[Records from a collection]

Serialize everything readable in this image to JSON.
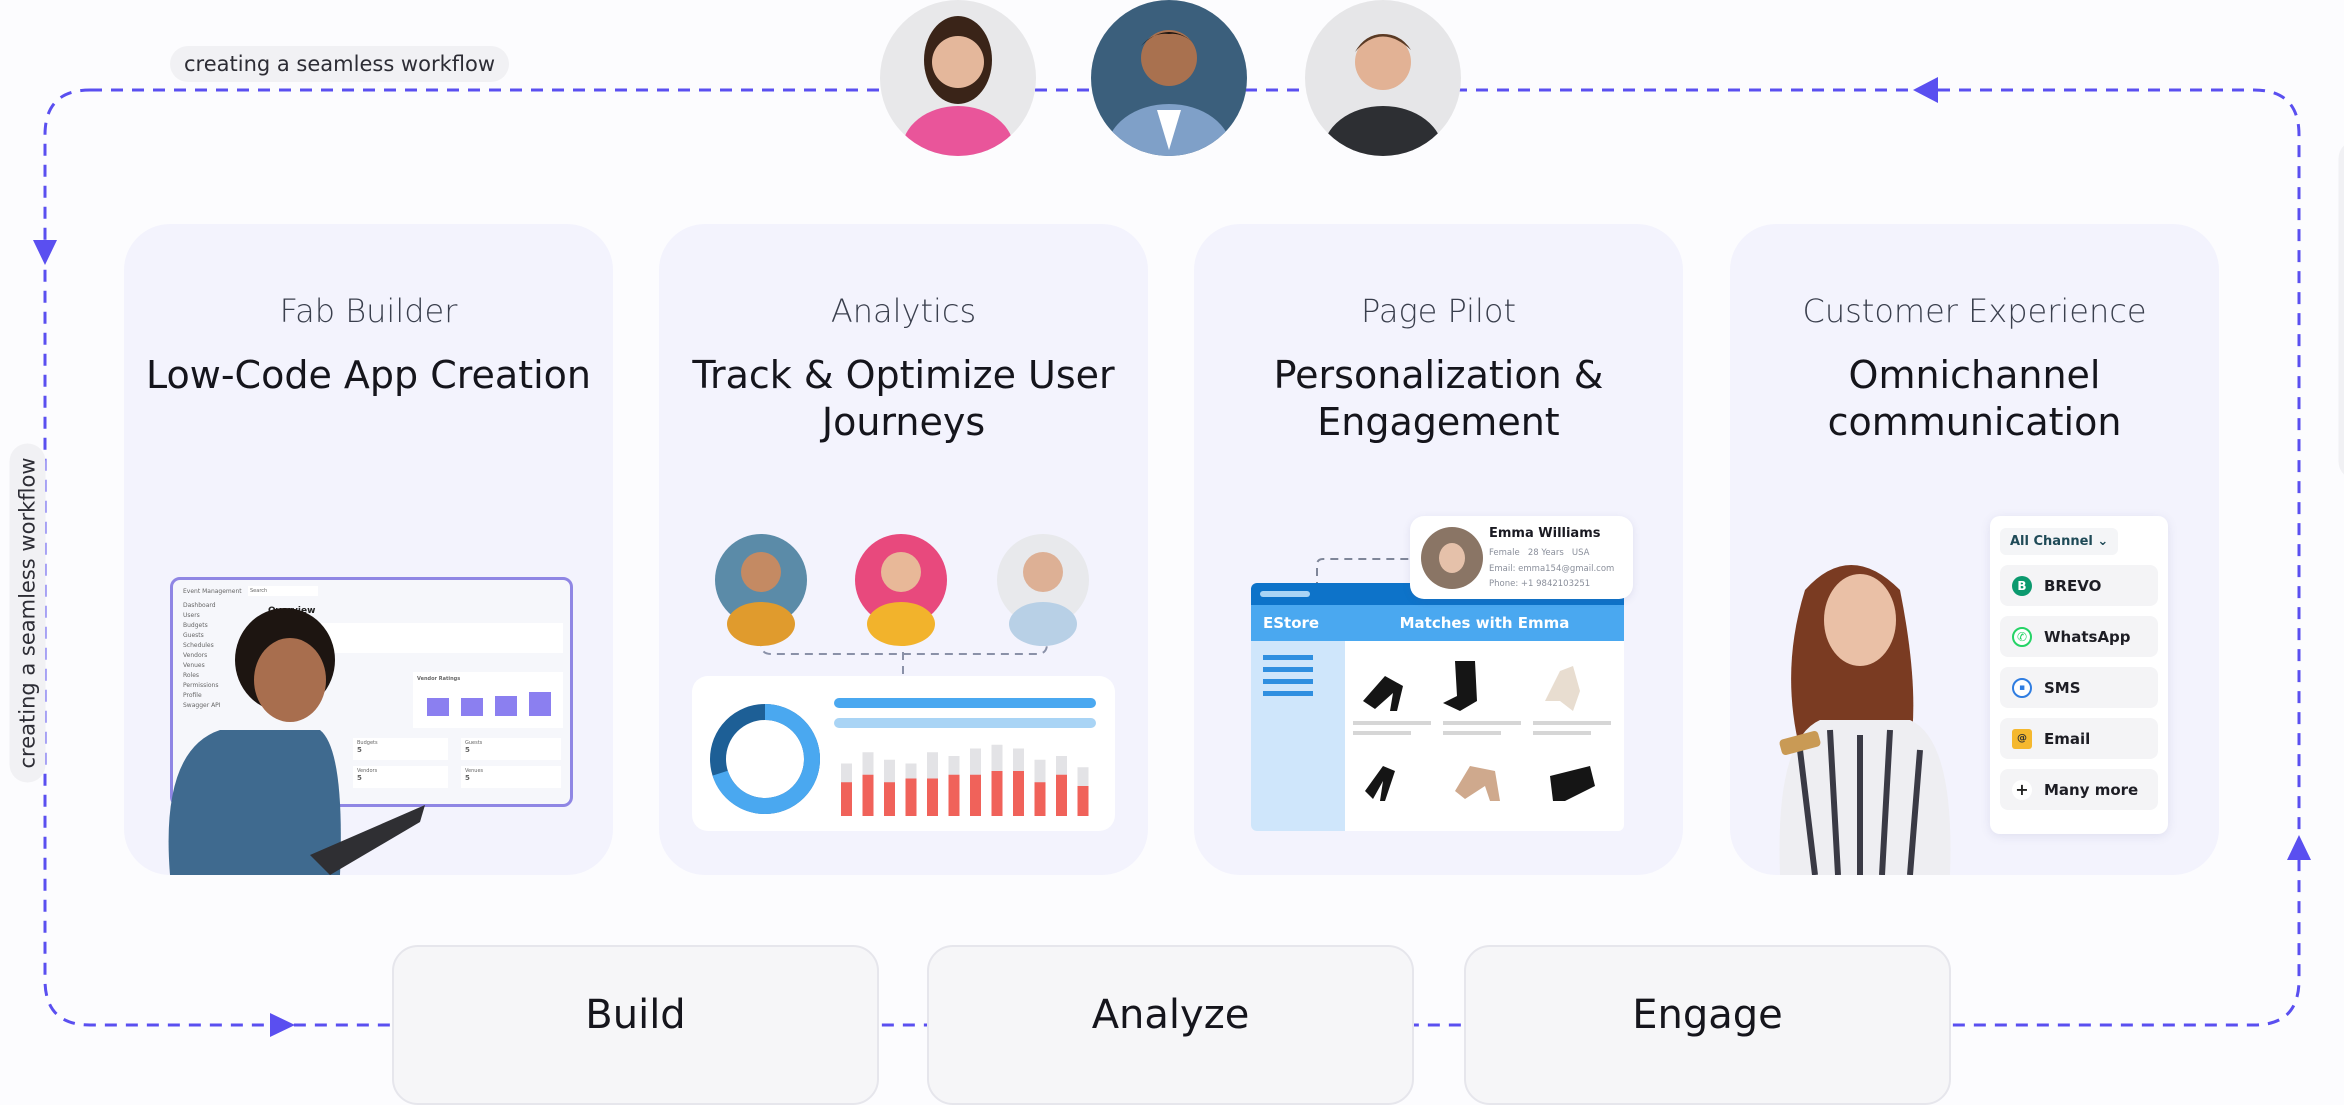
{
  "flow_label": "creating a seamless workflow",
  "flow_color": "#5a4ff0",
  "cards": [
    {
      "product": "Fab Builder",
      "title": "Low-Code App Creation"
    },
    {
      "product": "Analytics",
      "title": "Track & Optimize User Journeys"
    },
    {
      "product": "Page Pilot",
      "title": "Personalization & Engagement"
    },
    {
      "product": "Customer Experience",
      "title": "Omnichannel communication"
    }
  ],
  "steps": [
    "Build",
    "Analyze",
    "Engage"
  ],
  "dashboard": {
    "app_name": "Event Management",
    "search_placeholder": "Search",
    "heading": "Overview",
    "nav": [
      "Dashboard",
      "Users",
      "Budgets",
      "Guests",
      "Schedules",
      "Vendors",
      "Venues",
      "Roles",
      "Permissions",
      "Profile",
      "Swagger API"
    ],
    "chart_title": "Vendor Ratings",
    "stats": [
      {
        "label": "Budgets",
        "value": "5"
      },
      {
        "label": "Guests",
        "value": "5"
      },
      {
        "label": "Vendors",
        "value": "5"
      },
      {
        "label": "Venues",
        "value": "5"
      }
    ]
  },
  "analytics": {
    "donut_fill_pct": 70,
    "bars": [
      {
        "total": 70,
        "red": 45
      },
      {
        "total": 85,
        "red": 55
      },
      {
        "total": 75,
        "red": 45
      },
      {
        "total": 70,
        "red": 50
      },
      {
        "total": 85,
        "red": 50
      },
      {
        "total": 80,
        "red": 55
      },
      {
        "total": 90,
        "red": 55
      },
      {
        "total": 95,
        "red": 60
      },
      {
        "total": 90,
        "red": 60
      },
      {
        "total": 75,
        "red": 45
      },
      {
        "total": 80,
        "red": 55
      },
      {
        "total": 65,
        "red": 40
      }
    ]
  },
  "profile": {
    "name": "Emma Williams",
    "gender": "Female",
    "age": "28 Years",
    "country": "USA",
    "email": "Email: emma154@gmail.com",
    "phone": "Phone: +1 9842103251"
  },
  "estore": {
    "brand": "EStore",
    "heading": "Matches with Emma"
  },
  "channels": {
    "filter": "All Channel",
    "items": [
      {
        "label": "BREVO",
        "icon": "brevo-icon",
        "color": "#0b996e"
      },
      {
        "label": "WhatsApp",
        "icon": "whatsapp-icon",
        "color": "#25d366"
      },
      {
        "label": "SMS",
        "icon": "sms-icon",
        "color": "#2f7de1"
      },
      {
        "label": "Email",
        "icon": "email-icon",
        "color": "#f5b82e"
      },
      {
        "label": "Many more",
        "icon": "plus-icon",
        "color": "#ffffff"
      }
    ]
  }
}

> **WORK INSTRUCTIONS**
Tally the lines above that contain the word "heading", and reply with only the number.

> **TASK RESULT**
2